• The Board named Kaebre Sullivan as its student representative, taking the place of Logan Martin.
• Schwamman indicated that renewals for insurance had increased since the previous year. Coverage has also evolved to keep pace with technology.
“We looked at our cyber liability,” she said of the school’s coverage through Heard Insurance of Osage. “It’s the policy we already had that’s becoming obviously newsworthy. We’re hearing schools getting taken for ransom.”
The Board approved moving forward with Heard Insurance. They also approved spending $750 with a $100 discount to become a member of Rural School Advocates.
• Schwamman said the school leases part of Randy’s Neighborhood Market parking lot, and the Board approved continuing to lease it for $325 per month. The arrangement is necessary to provide parking for school staff.
• Lightspeed is a sound system teachers wear around their necks to amplify their voices, and at least two of these systems need upgraded.
“We know it’s good for all kids,” Schwamman said.
Electronic Engineering is the company that does all video cameras and security systems in each school building, with Lincoln Elementary needing an overhaul.
• School Board elections are approaching. Election Day is Nov. 2. Interested parties may take out papers beginning Aug. 23, with the final day being Sept. 16.
School board members are elected to serve four-year terms. These are not paid positions.
According to the Osage Schools website, nomination papers for school board seats are available from Helen Burrington, Board Secretary.

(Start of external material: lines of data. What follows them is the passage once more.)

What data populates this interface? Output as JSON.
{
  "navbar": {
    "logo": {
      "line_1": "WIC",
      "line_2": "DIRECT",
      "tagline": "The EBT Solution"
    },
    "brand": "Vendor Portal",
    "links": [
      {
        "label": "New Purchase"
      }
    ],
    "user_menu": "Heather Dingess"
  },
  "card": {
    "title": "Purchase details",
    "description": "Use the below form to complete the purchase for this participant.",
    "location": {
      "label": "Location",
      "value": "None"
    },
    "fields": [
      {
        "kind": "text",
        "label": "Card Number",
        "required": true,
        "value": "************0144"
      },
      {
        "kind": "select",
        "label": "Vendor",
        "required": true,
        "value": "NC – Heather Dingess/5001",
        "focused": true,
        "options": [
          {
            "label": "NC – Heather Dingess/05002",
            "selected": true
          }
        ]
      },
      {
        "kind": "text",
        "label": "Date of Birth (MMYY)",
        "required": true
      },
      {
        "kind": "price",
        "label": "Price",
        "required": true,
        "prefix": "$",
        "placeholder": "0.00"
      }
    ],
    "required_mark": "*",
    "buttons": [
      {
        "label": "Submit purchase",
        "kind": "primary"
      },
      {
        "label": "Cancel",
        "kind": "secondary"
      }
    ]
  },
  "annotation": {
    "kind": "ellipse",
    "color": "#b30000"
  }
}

School board candidates must obtain the signatures of at least 50 electors. For information on the rewards of board service, campaign finance disclosure law, conflict of interest, key dates, and candidate education, visit www.ia-sb.org/getonboard.
More information can also be found at https://www.osageschools.com/news/2021/school-board-elections-in-november.
Jason W. Selby is the community editor for the Mitchell Country Press News. He can be reached at 515-971-6217, or by email at firstname.lastname@example.org.